Understanding the Check Engine Light

Small Light, (Potentially) Big Problems

When it comes to the variety of warning signals that are found in your vehicle, nothing creates more stress for drivers than the check engine light. What’s stressful about this small light is not the indication that something’s wrong, it’s the lack of context it provides. Unless you have an engine light diagnostic tool, car owners will have to bring their vehicle into a local shop to determine the true cause of the light.

Although it is best for you to visit a shop as soon as the light is triggered, there are a few common signs you can check to see what caused the light. Here are a few common causes for your check engine light to go off!

Loose Gas Cap

This is the most ideal situation for all drivers. If this is the case, simply stop your vehicle and tighten the gas cap. Once the adjustment has been made, drive around for a little while and give the computer system time to pick up your adjustment. If your current gas cap stays loose, visit an auto parts shop! Many shops sell this item for less than $15!

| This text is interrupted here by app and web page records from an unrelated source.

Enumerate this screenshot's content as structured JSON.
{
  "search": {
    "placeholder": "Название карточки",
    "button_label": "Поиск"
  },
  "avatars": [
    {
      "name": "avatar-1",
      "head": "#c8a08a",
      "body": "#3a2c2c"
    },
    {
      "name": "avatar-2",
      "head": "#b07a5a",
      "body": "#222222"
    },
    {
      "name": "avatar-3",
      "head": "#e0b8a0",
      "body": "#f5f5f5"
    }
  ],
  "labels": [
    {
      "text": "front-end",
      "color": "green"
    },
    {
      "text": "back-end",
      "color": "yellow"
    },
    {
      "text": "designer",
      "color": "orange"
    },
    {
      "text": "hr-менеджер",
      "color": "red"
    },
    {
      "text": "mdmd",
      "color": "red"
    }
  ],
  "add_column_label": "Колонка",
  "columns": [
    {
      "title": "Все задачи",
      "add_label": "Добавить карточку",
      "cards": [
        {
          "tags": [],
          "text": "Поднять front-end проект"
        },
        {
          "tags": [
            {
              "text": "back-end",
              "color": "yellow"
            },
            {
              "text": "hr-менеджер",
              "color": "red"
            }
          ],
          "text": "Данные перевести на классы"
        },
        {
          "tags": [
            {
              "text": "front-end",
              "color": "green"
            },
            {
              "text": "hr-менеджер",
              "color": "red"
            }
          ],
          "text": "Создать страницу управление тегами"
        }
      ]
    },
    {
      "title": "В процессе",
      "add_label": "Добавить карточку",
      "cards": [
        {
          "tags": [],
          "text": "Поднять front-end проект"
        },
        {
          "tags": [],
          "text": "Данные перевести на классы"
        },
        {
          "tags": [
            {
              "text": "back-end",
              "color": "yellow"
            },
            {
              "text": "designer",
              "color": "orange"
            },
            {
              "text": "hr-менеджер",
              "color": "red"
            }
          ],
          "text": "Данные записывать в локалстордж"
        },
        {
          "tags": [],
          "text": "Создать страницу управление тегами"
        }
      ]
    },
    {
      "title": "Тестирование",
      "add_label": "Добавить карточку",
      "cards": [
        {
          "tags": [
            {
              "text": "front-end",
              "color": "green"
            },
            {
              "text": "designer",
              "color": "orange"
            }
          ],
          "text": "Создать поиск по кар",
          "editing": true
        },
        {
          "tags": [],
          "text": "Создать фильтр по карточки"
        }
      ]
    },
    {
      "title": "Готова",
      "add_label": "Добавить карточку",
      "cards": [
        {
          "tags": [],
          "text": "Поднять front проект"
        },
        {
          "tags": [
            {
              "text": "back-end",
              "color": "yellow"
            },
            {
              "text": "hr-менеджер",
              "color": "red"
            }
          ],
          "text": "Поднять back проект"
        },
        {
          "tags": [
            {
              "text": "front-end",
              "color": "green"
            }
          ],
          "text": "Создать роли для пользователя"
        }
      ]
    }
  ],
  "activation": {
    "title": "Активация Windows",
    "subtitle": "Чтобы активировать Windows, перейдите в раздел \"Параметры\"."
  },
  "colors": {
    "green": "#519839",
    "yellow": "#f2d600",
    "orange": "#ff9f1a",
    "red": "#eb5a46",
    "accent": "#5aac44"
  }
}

If left unattended, you could lose more gas due to evaporation. That means more trips to the gas pump and more money spent. Not ideal!

Bad Spark Plugs

Your spark plugs are responsible for igniting the air/fuel mixture found in your vehicle’s combustion chamber. The spark plug wire is responsible for delivering the jolt from the ignition coil to the plugs. If you notice that you’re having a difficult time starting your vehicle, this may be the cause of the check engine light. When dealing with this problem, it’s best to leave it to a professional technician as they can quickly replace your spark plugs/spark plug wires without causing any damage!

If left unattended, your vehicle will experience reduced power and fuel economy. Along with that, worn plugs/plug wires can cause damage to your vehicle’s catalytic converter, O2 sensor, and ignition coils!

Dying/Dead Battery

Your vehicle’s battery is responsible for a variety of electrical functions found in your vehicle. From the dashboard lights to charging your phone, the battery works hard to keep your vehicle’s electrical functions going. If you have a hard time starting your vehicle or you notice the radio system randomly trigger on-and-off, that’s a sign of a dying/dead battery. Although you can jumpstart the battery by yourself, if you’re looking to replace the battery it’s best left in the hands of a skilled professional!

If left unattended, you may have a difficult time starting your car and some of your vehicle’s non-essential electrical functions may stop working!

Written by Kyle Rizzoli

Leave a Reply

Your email address will not be published. Required fields are marked *